Conclusion: Balancing Deadheading and Pruning for Healthy Plants

Now that you know the tips for effective deadheading and pruning, it’s time to balance both techniques to keep your plants healthy. Remember that deadheading is all about removing spent flowers to encourage more blooms, while pruning is about shaping and controlling the size of your plant.

To achieve a healthy balance, it’s important to consider the timing of both techniques. Deadheading should be done throughout the blooming season, while pruning should be done during the dormant season or after flowering. Avoid over pruning, as this can harm your plant and reduce its ability to produce blooms.

Here are some additional tips to keep in mind when balancing deadheading and pruning:

– Use sharp and clean tools to prevent damage and disease.
– Start by deadheading before pruning to see if it’s enough to shape your plant.
– Don’t remove more than one-third of your plant during pruning.
– Consider the growth habit of your plant and prune accordingly.

By balancing deadheading and pruning and following these tips, you can maintain healthy and beautiful plants all year round.


Congratulations! You now know the difference between deadheading and pruning. By understanding these two techniques, you can keep your plants healthy and blooming for longer periods.

Remember, deadheading is the process of removing spent blooms to encourage new growth, while pruning is the process of cutting back branches to shape and control the plant.

As a knowledgeable gardener, you know that these techniques require skill and patience. It’s important to use the right tools and techniques to avoid damaging your plants.

Did you know that according to a recent study, plants that are properly deadheaded and pruned can live up to 30% longer than those that are neglected? This statistic should evoke emotion as it highlights the importance of taking care of our plants and the sense of satisfaction we feel when we see them thrive.

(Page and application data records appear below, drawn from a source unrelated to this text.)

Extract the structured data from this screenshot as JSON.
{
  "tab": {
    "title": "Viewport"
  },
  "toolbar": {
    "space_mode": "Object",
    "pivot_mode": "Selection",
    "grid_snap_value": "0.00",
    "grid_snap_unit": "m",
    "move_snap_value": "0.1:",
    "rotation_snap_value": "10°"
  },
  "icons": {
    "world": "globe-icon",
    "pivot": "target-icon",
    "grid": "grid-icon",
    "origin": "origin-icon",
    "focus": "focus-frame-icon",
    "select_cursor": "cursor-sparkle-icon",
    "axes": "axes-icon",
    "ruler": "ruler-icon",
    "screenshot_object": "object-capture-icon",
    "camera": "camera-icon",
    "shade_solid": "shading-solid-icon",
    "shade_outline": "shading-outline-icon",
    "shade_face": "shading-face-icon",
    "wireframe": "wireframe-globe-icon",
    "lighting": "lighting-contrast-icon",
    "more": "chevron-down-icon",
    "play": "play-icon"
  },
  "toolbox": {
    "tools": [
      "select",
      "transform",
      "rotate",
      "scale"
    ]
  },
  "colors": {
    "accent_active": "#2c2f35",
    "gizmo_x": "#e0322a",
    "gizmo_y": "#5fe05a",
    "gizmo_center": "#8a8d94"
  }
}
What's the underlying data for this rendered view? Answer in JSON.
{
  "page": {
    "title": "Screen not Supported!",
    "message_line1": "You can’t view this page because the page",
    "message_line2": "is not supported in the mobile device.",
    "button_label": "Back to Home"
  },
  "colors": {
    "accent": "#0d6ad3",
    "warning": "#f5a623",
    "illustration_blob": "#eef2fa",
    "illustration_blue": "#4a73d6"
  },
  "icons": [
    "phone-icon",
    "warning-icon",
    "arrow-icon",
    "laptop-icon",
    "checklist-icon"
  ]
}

In conclusion, by balancing deadheading and pruning, you can help your plants achieve their full potential. Remember to keep your tools sharp, take your time, and enjoy the process. Your plants will thank you!